The University hosted a wide range of employers yesterday at the 2011 Winter Career Expo which encouraged students to explore potential careers.
More than 800 students and about 65 organizations were expected to attend this year’s expo, held in the Michigan Union and co-sponsored by the Career Center and Office of Multi-Ethnic Student Affairs. The employer registration rate for this year’s expo was up by 23 percent from last year, according to Schueneman, the career events manager for the Career Center.
One-third of the organizations in attendance were non-profit and government agencies including City Year Detroit, Yes Prep Public Schools and Grassroots Campaigns.The remaining two-thirds of the organizations comprised of for-profit groups like Capital One, Target and Toyota, which were offering leadership development programs and job opportunities in advertising.
Schueneman said she hopes students go to the Career Center as their first step in the process of obtaining internships or full-time job positions.
“It’s a great chance to see what is out there,” Schueneman said. “It’s the first step in that internship or job that you want.”
Many University seniors attended the expo with the chief goal of finding possible jobs, while others focused on networking and internship searches.
LSA seniors Sara Bennett and Lindsey Etterbeek said they went to the expo with hopes of finding a job for after they graduate.
Kinesiology senior Dwayne Riley said the expo was helpful and that he attended in order to follow up with prospective employers he met at the Fall Career Expo.
“I came to the one in the fall, and it was pretty helpful, so I wanted to follow up in the winter to show my face before applying to desired positions,” Riley said.
Engineering sophomore Brad Rock, a first-time expo attendee, said he felt the expo was a great opportunity, though he was somewhat nervous to talk with company representatives. He said he would encourage other students to give it a try even if they’re apprehensive.
“You feel uneasy at first, but ask good questions, and don’t be too nervous,” Rock said. “And try not to view every opportunity as the end of the world, if it goes badly.”
Though many students said they found the expo helpful, some students said it didn’t meet expectations.
Business School junior Sara Jablow said the event wasn’t completely accommodating. She said she felt the fair could have been better organized and that it was hard to tell what skills companies really wanted.
“The other career expos that I have been to were more specialized,” Jablow said.
LSA senior Sarah Avellar said there weren’t a lot of choices for students, adding that the potential employers were targeted to students interested in business.
“This one was useless for me,” Avellar said. “It wasn’t as individualized.”
When asked if they favored non-profit or governmental jobs over careers with for-profit organizations, many students said they prefer corporate jobs. Business School junior Colin Buck said he would like to work for a corporate organization instead of a non-profit because he finds corporate companies to be more driven.

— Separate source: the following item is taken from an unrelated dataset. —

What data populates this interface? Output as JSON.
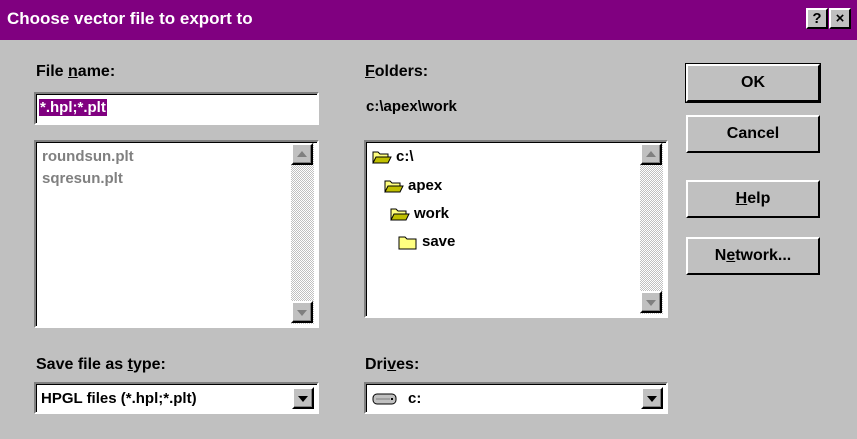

“(Corporate companies are) more motivated,” Buck said. “Non-profits are friendly, but they lack motivation.”
Some students, however, said they would rather work for a non-profit organization.
University alum Brittany Moore said she didn’t even walk into the room with the corporate organizations and that she was sold on the non-profits.
“I walked in the Pendleton Room, with the corporations, and I was like, ‘no, wrong room,’” Moore said.
LSA senior Abiola Omishope said the expo prompted competition between students, and encouraged self-determination.
“It was helpful because you get to gauge how competition really works, how to present yourself and how to be self-competitive,” Omishope said.
When asked what they thought of the job hunt, many students interviewed, including LSA senior Jessica Zelvin, said it is a tough yet manageable task if students put in the work.
“(It is) overwhelming (and) frustrating but possible,” Zelvin said. “It’s challenging, but if you give great consideration, and effort, you will find what you’re looking for.”
After the expo, Schueneman said she received positive feedback from the employers who attended.
“(The employers) seemed to be impressed with the quality of the students (and) with the professionalism of the students,” she said.